  7. On an obscure fire extinguisher
  8. On the backside of my wife’s office door
  9. On the bottom of the defibrillator in the basement
  10. On the “About” section of Google Classroom

Episode Template

The Problem:

Your next lesson looks a bit dry.

The Solution:

Incorporate unit concepts into a scavenger hunt utilizing your entire building.

What You Can Do Tomorrow:

  1. Download the i-nigma QR reader
  2. Create QR codes on Classroom Tools
  3. Determine hiding places for codes around the building
  4. Craft a Hint Sheet

Morph a dull lesson into challenging your students to hustle around the building formulating wonderful responses to the day’s essential questions.

Listen to “46-Utilize the ENTIRE School Building with this Engaging Scavenger Hunt…Starring Caroline Craig-Bowden and Sandy Smith” on Spreaker.

45-How to Bounce Back from a Bad Day in the Classroom

Just because I’ve authored a couple of books and host a podcast on engagement, does not mean that I don’t have challenging days in the classroom. Last Friday was one of those days! The first 3 periods went great. My students were animated and participatory. The last 3 periods were miserable. My kids were lethargic and crabby. They were not the least bit impressed with my lesson. I left home on Friday defeated!

Now…I’ve been teaching a long time. I’ve learned what to do when I have a miserable day like Friday. I’ve had plenty such days in my career. In this episode, I’ll tell you about my miserable Friday and about 5 coping mechanisms I employ whenever I have a bad day. The good news is that I bounced back on Monday and thoroughly engaged ALL my classes.

This episode will help you bounce back too!

Episode Template

The Problem:

It’s easy to get discouraged when you have a bad day in the classroom.

The Solution:

Bounce back with these 5 coping mechanisms.

What You Can Do Tomorrow:

  1. Evaluate your lesson plan
  2. Analyze your delivery
  3. Consider your audience
  4. Don’t take a bad day personally
  5. Embrace that you will bounce back
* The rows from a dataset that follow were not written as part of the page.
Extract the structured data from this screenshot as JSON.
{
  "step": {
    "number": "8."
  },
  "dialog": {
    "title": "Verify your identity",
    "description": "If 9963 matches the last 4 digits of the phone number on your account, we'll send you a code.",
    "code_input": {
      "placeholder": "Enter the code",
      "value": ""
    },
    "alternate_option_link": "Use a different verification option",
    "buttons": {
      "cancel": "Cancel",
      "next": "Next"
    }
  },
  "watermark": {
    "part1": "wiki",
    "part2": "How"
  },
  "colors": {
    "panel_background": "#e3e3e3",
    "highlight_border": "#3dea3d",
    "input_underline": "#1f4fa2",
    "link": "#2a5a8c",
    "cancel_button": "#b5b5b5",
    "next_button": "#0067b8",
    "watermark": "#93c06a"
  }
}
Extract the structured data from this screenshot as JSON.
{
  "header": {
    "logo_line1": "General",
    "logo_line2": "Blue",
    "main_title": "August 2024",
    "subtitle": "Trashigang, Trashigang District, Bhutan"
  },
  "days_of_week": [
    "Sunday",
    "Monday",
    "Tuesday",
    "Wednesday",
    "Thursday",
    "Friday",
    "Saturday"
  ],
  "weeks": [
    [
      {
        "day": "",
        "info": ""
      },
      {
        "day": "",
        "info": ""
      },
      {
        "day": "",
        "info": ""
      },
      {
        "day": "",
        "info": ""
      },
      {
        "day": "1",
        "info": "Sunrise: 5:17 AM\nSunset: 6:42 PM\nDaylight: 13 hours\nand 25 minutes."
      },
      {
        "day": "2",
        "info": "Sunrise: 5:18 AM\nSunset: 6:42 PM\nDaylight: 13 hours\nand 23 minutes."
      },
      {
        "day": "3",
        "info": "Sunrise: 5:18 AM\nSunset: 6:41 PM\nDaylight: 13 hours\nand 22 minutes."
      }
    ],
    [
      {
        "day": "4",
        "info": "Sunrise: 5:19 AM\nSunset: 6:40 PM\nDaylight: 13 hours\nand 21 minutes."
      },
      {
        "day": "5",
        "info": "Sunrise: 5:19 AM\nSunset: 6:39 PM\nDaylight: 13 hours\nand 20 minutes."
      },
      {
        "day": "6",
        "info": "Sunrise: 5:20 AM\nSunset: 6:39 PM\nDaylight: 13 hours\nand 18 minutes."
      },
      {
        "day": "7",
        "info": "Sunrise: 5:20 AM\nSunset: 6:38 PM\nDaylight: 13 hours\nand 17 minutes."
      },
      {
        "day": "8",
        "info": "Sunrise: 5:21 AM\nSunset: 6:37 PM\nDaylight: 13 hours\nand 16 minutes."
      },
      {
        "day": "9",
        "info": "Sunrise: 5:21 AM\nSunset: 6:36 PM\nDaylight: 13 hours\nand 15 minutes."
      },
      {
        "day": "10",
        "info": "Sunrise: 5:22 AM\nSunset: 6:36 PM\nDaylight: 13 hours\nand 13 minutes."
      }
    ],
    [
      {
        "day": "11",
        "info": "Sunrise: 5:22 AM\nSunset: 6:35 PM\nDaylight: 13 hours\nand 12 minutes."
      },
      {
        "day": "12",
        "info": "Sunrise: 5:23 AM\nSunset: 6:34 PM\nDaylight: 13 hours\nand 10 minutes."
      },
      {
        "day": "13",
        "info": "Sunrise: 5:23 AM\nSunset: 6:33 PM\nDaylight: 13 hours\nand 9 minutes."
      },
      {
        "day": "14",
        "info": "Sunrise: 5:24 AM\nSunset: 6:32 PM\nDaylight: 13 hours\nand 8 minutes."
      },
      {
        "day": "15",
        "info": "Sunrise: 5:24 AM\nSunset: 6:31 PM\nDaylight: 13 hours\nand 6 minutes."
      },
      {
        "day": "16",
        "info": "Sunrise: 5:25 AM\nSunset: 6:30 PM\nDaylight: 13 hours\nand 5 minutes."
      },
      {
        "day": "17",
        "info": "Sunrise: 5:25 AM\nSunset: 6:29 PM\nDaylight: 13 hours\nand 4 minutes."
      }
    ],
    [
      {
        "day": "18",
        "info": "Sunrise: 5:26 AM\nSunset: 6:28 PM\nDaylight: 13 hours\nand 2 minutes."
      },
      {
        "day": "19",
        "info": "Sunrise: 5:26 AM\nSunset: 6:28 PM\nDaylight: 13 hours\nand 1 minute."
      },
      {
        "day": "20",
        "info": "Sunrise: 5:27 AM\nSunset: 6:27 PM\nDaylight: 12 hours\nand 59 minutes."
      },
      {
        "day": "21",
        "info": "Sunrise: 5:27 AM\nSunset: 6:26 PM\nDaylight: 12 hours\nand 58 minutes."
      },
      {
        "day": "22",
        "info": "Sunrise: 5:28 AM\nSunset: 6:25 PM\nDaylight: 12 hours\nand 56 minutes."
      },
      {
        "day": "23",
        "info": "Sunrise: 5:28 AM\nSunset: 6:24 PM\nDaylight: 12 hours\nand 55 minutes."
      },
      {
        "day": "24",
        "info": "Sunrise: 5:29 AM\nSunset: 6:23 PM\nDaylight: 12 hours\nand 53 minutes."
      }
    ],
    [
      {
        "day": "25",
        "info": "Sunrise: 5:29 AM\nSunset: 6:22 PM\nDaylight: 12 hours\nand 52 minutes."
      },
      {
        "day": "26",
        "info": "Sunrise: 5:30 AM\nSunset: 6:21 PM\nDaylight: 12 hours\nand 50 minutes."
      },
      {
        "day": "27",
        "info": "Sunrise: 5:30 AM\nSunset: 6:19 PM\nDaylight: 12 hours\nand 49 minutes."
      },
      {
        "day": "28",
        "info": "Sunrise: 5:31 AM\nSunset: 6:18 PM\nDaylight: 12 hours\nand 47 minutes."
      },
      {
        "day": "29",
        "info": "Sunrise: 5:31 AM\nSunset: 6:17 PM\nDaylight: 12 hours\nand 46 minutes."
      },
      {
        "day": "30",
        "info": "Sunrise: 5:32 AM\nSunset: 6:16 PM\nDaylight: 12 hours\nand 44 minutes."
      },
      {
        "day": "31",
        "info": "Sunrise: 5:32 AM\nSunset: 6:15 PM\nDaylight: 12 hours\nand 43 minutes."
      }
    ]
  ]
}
Everyone has bad days. Use such experiences as teachable moments where you can learn to better engage kids!

Listen to “45-How to Bounce Back After a Bad Day in the Classroom” on Spreaker.